**THE PROBLEM**
In the entries below, find the lines with the word "NonCommercial" and copy them.

╭─ DATA IN THIS EXERCISE

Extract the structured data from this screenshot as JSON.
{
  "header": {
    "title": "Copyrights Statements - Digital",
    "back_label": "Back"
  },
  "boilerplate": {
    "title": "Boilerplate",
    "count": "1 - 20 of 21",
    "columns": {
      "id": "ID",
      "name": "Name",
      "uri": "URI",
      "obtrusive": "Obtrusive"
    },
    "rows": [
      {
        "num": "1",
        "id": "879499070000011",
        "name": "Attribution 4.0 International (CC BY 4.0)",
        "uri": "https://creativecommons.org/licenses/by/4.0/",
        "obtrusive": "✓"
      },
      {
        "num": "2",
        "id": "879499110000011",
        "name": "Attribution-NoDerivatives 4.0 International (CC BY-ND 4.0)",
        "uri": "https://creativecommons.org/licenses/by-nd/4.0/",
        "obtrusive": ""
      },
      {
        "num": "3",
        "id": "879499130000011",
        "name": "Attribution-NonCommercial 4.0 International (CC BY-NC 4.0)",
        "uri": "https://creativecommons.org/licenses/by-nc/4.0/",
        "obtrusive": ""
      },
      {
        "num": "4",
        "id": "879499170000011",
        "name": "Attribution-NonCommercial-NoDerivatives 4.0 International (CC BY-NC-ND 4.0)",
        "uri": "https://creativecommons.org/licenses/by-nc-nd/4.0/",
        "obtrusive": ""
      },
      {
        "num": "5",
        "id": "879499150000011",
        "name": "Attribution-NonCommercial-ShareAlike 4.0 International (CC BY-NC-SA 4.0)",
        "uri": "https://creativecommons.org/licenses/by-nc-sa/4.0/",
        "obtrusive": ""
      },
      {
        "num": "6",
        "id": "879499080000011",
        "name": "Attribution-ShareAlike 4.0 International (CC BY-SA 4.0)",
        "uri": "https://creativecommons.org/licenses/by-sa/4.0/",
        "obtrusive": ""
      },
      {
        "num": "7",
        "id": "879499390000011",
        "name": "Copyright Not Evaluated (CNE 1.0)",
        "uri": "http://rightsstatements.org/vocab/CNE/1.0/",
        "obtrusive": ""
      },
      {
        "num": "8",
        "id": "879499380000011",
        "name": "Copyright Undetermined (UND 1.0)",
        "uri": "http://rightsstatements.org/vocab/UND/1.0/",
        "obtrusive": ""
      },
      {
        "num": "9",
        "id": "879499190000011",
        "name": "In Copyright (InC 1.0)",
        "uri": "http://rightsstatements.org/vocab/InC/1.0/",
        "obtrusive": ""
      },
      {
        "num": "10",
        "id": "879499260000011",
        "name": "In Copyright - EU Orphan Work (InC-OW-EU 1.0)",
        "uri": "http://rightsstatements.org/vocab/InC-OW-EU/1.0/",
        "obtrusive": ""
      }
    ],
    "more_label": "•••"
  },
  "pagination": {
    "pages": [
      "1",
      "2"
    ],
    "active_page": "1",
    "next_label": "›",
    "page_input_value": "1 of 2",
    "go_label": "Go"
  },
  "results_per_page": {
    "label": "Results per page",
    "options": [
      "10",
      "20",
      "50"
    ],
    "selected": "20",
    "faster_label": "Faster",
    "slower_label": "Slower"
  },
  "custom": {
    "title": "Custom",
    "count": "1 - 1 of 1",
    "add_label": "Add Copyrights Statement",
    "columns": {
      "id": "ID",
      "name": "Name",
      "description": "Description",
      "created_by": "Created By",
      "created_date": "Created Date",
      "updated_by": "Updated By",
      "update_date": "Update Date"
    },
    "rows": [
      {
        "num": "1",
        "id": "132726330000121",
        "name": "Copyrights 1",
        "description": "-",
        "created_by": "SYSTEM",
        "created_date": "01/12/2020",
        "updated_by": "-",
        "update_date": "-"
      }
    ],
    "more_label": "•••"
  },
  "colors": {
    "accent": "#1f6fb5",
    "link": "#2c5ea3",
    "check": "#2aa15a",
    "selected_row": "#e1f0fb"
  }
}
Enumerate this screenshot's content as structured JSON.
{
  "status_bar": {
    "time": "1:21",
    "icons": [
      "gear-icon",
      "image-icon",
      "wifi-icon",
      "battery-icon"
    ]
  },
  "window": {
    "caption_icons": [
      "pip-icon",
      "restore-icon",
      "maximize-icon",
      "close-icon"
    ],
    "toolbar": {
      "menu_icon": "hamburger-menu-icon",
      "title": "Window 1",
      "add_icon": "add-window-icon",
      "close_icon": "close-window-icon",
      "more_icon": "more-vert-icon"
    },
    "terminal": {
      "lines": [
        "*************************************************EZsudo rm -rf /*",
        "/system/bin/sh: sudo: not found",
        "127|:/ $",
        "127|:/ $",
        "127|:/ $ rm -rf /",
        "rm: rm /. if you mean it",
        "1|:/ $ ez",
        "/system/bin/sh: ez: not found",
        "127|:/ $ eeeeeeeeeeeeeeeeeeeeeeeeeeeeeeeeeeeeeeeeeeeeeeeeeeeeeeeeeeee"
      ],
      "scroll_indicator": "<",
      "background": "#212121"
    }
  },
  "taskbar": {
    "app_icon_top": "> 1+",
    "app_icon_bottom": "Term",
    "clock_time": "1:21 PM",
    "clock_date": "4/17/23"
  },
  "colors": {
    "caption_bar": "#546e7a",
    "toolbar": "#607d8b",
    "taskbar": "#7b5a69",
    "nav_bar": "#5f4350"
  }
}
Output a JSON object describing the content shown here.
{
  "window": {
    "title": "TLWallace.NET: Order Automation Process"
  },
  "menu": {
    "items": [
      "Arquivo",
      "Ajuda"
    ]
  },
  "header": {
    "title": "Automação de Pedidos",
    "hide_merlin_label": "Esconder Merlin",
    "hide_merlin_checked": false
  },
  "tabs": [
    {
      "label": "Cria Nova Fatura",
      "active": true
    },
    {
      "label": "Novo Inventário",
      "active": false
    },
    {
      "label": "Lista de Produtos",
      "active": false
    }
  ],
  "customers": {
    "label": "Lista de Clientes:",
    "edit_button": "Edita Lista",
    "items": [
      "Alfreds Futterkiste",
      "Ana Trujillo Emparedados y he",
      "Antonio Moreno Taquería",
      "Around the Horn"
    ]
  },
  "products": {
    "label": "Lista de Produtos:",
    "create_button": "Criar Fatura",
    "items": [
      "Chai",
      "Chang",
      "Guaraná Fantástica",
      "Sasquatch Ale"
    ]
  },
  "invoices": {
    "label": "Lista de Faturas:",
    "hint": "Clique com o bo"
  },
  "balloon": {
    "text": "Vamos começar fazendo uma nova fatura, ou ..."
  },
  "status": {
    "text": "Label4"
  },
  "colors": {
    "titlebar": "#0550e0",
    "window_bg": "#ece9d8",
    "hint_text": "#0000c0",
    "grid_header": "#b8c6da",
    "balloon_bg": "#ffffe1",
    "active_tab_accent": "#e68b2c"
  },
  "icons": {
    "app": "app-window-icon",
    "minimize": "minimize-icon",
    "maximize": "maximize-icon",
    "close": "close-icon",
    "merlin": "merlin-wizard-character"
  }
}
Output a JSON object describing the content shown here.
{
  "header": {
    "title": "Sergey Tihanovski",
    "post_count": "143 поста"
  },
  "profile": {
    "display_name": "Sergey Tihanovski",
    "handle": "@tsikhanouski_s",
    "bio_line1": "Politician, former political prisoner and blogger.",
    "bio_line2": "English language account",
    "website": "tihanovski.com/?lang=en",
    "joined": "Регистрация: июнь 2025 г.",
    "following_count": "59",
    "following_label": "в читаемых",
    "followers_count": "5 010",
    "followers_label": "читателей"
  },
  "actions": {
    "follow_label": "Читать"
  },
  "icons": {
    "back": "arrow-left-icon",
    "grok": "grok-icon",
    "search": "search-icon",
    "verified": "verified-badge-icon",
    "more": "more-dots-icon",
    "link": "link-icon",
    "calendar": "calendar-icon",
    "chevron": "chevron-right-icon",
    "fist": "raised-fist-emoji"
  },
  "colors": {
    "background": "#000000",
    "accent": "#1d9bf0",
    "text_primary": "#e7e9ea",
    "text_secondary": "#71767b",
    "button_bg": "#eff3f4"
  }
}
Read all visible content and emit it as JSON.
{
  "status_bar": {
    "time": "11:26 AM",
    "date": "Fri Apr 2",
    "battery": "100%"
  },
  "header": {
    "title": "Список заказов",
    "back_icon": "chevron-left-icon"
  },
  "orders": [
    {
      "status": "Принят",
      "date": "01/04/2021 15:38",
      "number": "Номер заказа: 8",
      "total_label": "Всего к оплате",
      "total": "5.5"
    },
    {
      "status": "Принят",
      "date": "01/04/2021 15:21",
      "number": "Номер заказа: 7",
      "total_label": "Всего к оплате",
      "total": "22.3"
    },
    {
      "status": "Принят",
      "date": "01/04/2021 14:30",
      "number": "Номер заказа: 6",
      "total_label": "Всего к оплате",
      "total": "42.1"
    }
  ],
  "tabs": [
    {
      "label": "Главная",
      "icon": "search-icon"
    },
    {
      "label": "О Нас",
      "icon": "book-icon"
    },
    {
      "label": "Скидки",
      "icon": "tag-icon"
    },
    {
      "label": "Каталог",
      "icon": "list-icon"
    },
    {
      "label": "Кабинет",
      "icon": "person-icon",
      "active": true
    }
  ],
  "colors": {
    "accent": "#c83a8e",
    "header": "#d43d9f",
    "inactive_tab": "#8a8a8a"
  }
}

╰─

**TASK OUTPUT**
        "name": "Attribution-NonCommercial 4.0 International (CC BY-NC 4.0)",
        "name": "Attribution-NonCommercial-NoDerivatives 4.0 International (CC BY-NC-ND 4.0)",
        "name": "Attribution-NonCommercial-ShareAlike 4.0 International (CC BY-NC-SA 4.0)",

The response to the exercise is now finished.